James was born in Cambridge Mass to his father James Hosmer Sr and 2nd wife Mary.  James Sr was actually the immigrant having arrived in Boston/Cambridge 2 years before in 1635, my 9th Great Grandfather.  James Sr has a colorful story but it was his son we write about below.

Concord Men Slain By Indians – Wayland, Middlesex County, Massachusetts, USA – Find A Grave Memorial# 52302008 [From Footnote: 2 Captain Hugh Mason’s company from Watertown went to the succor of Wadsworth’s command, and their account of finding the bodies of five Concord men on the east side of the river is as follows: — ” On the next day in the morning, so soon as it was light, we went to look for Concord men who were slain in the river meadow, and there we went in the cold water up to our knees, where we found 5, and brought them in canoes to the bridge-foot and buried them there.”]
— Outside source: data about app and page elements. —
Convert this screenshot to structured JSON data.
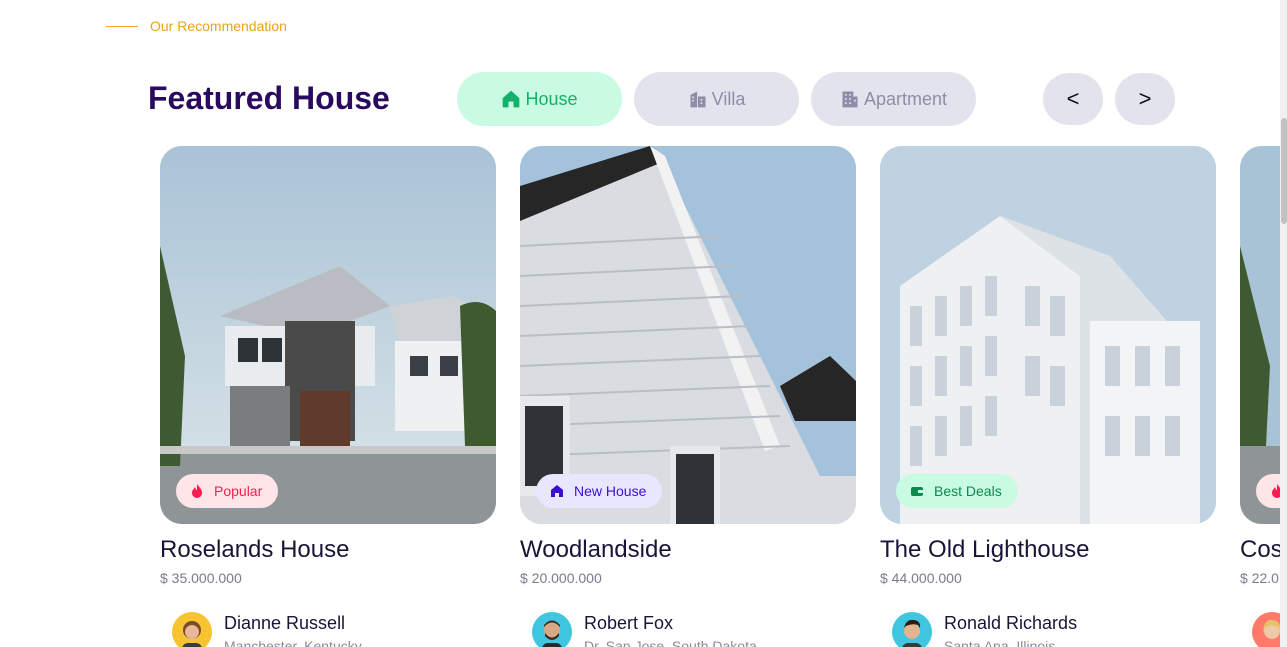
{
  "section": {
    "eyebrow": "Our Recommendation",
    "title": "Featured House"
  },
  "tabs": [
    {
      "label": "House",
      "icon": "home-icon",
      "active": true
    },
    {
      "label": "Villa",
      "icon": "villa-icon",
      "active": false
    },
    {
      "label": "Apartment",
      "icon": "building-icon",
      "active": false
    }
  ],
  "nav": {
    "prev": "<",
    "next": ">"
  },
  "cards": [
    {
      "name": "Roselands House",
      "price": "$ 35.000.000",
      "badge": "Popular",
      "badge_icon": "fire-icon",
      "agent": {
        "name": "Dianne Russell",
        "location": "Manchester, Kentucky"
      }
    },
    {
      "name": "Woodlandside",
      "price": "$ 20.000.000",
      "badge": "New House",
      "badge_icon": "home-icon",
      "agent": {
        "name": "Robert Fox",
        "location": "Dr. San Jose, South Dakota"
      }
    },
    {
      "name": "The Old Lighthouse",
      "price": "$ 44.000.000",
      "badge": "Best Deals",
      "badge_icon": "wallet-icon",
      "agent": {
        "name": "Ronald Richards",
        "location": "Santa Ana, Illinois"
      }
    },
    {
      "name": "Cos",
      "price": "$ 22.0",
      "badge": "",
      "badge_icon": "fire-icon",
      "agent": {
        "name": "",
        "location": ""
      }
    }
  ],
  "colors": {
    "accent_green": "#12b26b",
    "title_purple": "#2a0a5e",
    "eyebrow_orange": "#e8a21b",
    "popular_red": "#ff1d4e",
    "newhouse_purple": "#3a0fcf"
  }
}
James was the eldest child of James and Ellen (?) Hosmer. James was to inherit the Hosmer farm in Concord, and when he married Sara White another house was built for him and his new bride on the Hosmer farm lot. This was very near the Fitchburg Railroad bridge over the north branch of the Assabet River. This home remained in the family until 1870. James led a peaceful existence at the farm until Spring of 1676 when Indians began attacking families in his area in an attempt to wipe out the entire white settlement in this area of Concord and Sudbury. James answered the call to arms. “Arriving near the garrison house of Walter Haynes, they were decoyed into an ambush and several were killed. James stayed in the fight as long as possible, but when it was evident that the fight was lost he fled. It was while he was swimming across the river that he was shot and killed. At a stone post placed at the scene of the fight his name heads the list of those who lost their lives in this battle of King Philip’s War.

image james hosmer memorial